The U.S. Senate and House of Representatives are expected to vote Monday on a deal to raise the debt ceiling and cut the deficit, a compromise that President Barack Obama and leaders in Congress reached on Sunday night.
The votes come one day before the United States faced the prospect of an unprecedented default on the nation's debt. It follows several weeks of stop-and-start, high-stakes negotiations, nail-biting votes in Congress and stern warnings from all sides about the calamitous effect of inaction.
Obama announced the deal in an unscheduled appearance in the White House briefing room at 8:40 p.m. Sunday. News that political leaders appeared to have broken an impasse soothed frayed nerves and almost immediately buoyed global markets.
"There are still some very important votes to be taken by members of Congress, but I want to announce that the leaders of both parties in both chambers have reached an agreement that will reduce the deficit and avoid default," the president said.
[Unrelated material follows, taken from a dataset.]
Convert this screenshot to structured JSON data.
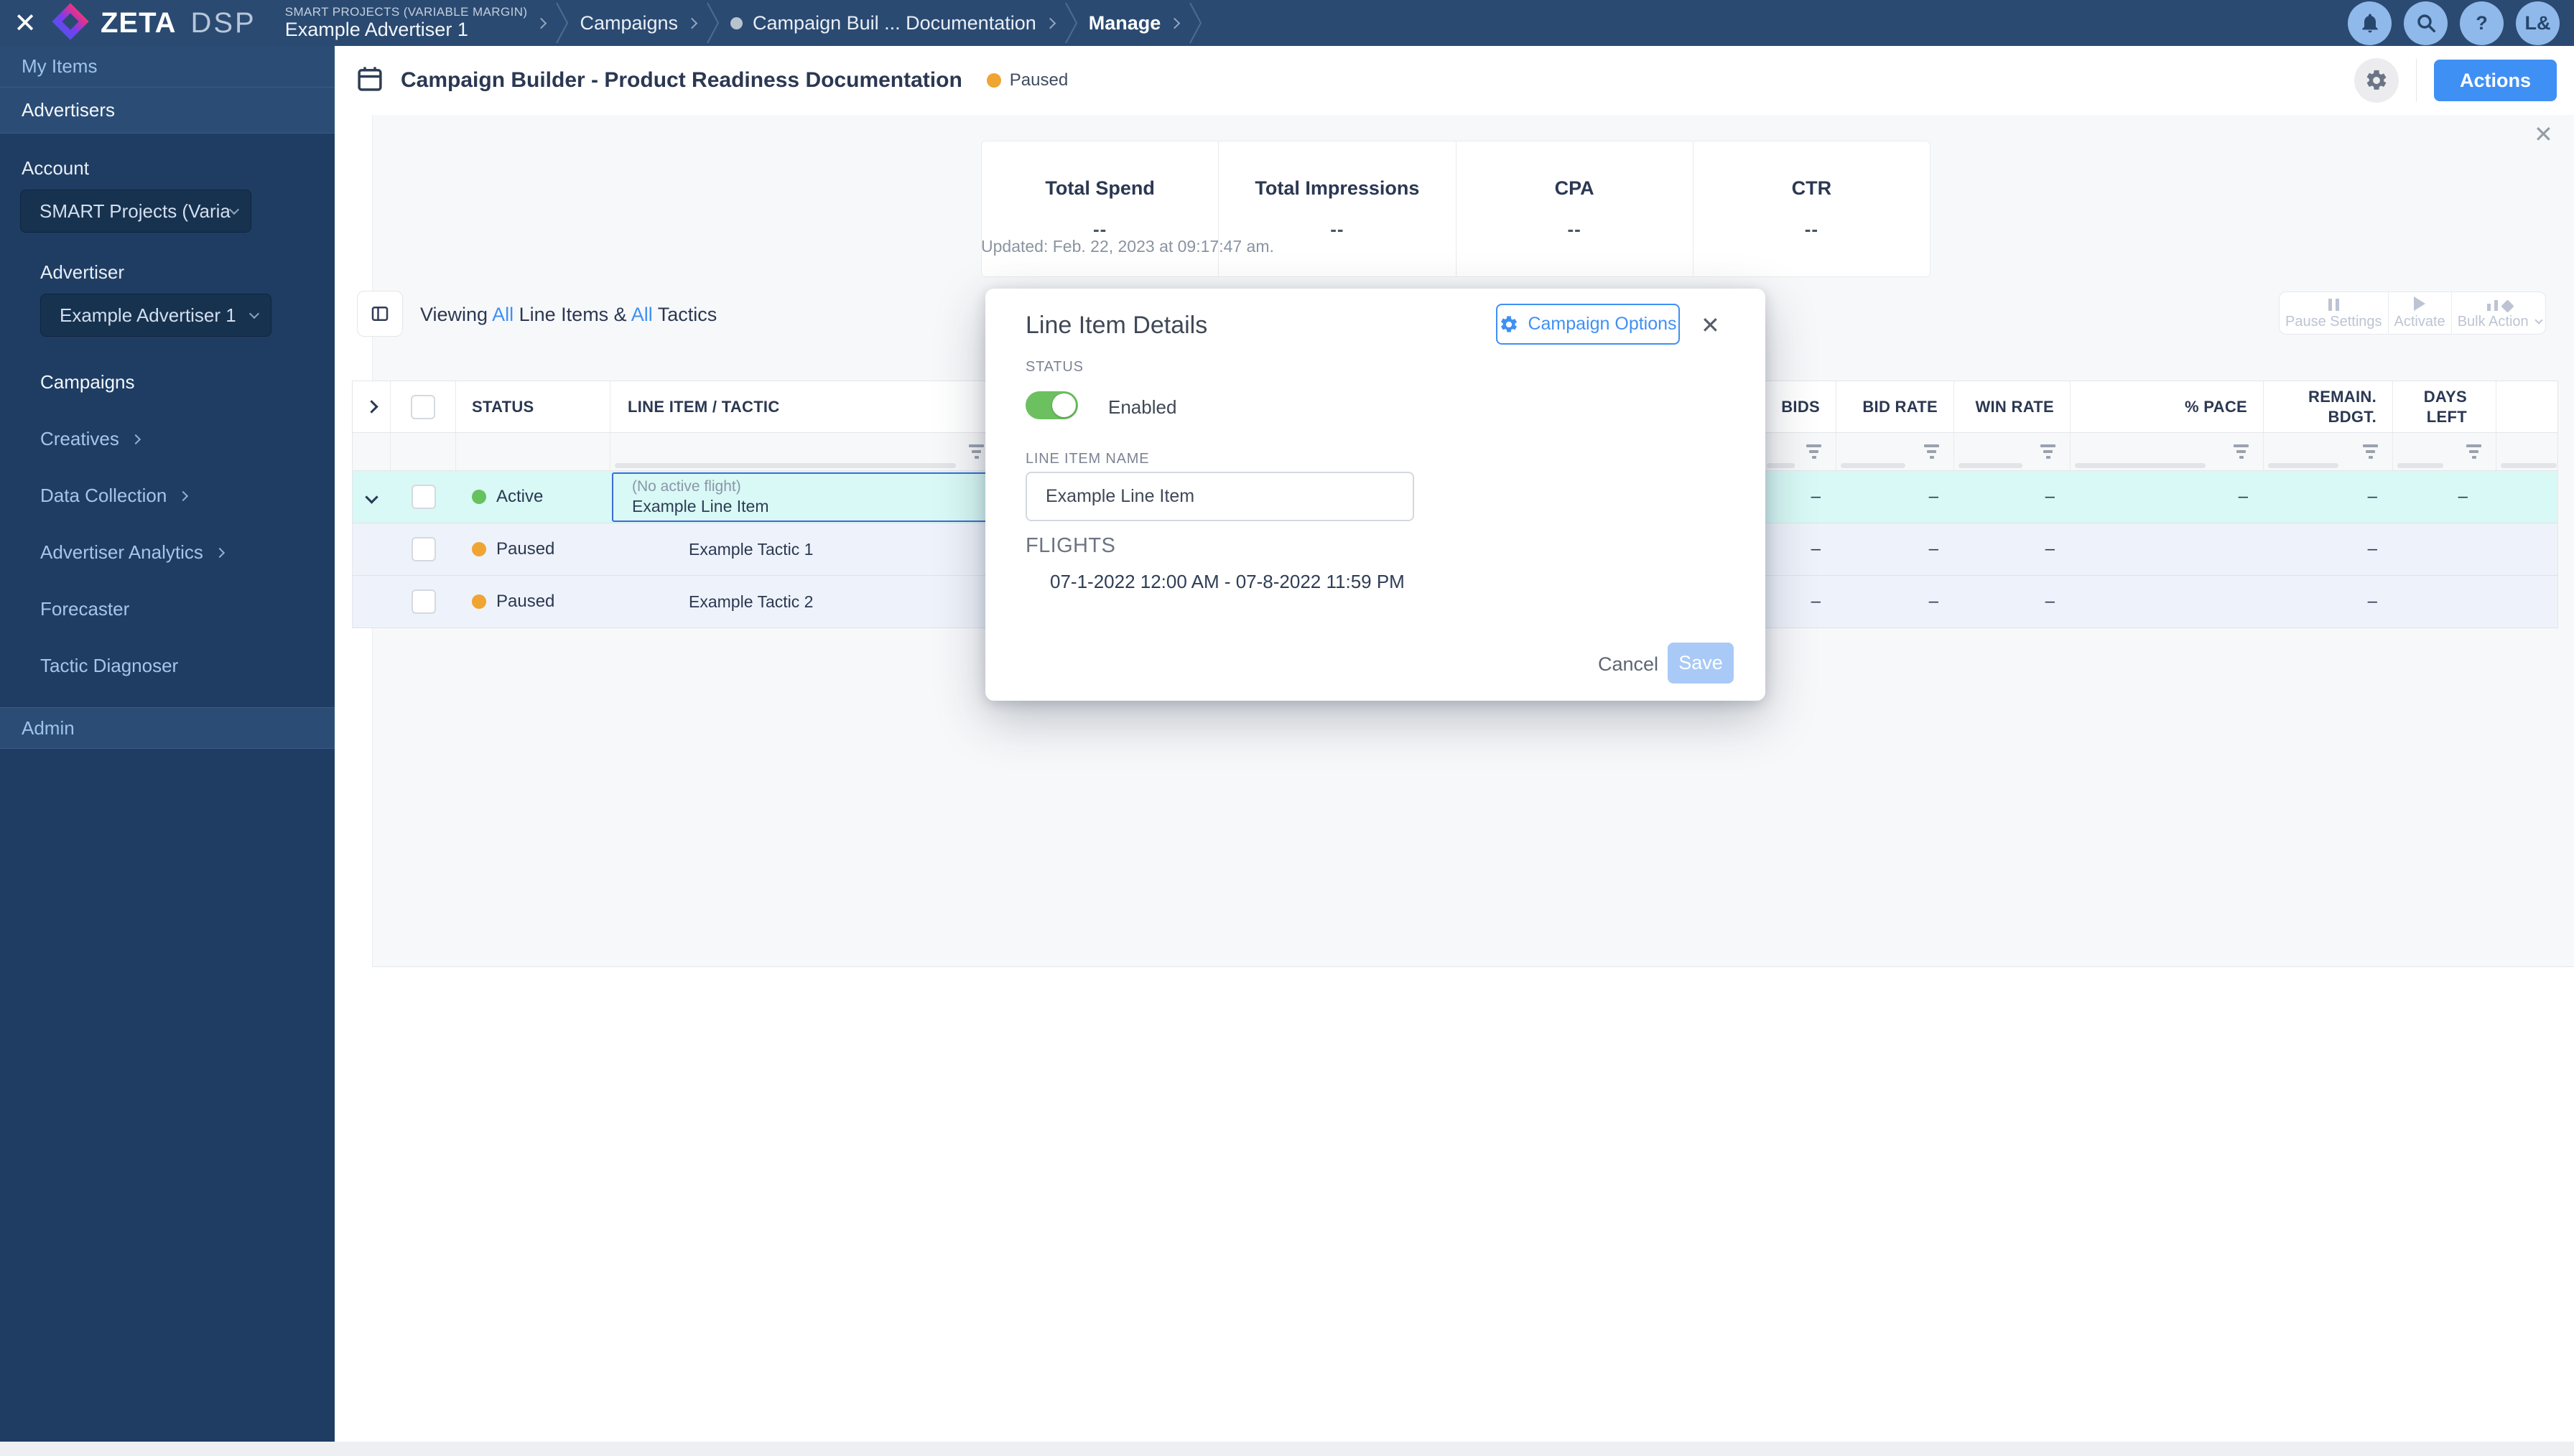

The Senate plans a first vote on the deal on Monday afternoon, a Senate Democratic leadership aide told CNN. If the measure passes an expected Republican filibuster attempt, the House could vote on it Monday night, the aide said.
White House officials told CNN that congressional leaders worked hard to reach a deal, but declined to say whether they had been given assurances that the leaders had the votes to deliver its passage.
The proposed deal includes $2.4 trillion in deficit reduction over 10 years while authorizing an increase in the federal debt ceiling by a slightly smaller amount to allow the government to pay its debts through 2012, according to information from the White House and a presentation for his Republican colleagues by House Speaker John Boehner.FULL STORY